YOUR TASK — Among the lines below, list those containing the string "location".

LISTED RECORDS Block Start

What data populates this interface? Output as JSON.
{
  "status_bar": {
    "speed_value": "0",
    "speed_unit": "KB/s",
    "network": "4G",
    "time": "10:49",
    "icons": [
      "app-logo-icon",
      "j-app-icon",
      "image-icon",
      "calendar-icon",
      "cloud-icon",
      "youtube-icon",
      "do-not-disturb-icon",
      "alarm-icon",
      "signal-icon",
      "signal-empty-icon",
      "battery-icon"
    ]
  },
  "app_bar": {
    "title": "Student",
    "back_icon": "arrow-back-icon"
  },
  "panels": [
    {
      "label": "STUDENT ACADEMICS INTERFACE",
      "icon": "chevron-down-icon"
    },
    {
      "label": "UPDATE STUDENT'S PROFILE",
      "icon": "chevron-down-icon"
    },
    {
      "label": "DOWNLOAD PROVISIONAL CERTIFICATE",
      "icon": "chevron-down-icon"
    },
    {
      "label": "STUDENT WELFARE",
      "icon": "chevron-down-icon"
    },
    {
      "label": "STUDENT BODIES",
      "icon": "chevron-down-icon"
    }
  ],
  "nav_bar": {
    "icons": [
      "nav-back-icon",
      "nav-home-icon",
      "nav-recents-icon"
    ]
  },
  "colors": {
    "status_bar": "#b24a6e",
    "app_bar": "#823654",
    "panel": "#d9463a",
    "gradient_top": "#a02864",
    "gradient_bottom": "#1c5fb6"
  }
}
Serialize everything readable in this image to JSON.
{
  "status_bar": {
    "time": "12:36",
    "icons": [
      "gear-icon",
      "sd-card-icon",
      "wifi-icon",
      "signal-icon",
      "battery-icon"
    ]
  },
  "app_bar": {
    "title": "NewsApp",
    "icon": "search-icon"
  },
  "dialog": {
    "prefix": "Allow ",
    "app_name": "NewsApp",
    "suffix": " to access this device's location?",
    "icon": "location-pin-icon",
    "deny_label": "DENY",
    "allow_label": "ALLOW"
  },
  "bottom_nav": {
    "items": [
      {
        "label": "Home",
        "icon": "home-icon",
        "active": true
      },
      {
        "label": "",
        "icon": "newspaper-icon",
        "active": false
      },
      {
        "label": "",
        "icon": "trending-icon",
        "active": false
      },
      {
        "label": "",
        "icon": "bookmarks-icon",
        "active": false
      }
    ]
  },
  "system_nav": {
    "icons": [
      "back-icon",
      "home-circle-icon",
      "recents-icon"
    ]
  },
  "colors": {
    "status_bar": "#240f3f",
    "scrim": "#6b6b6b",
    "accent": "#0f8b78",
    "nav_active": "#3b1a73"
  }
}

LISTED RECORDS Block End

FINISHED EXERCISE —
    "suffix": " to access this device's location?",
    "icon": "location-pin-icon",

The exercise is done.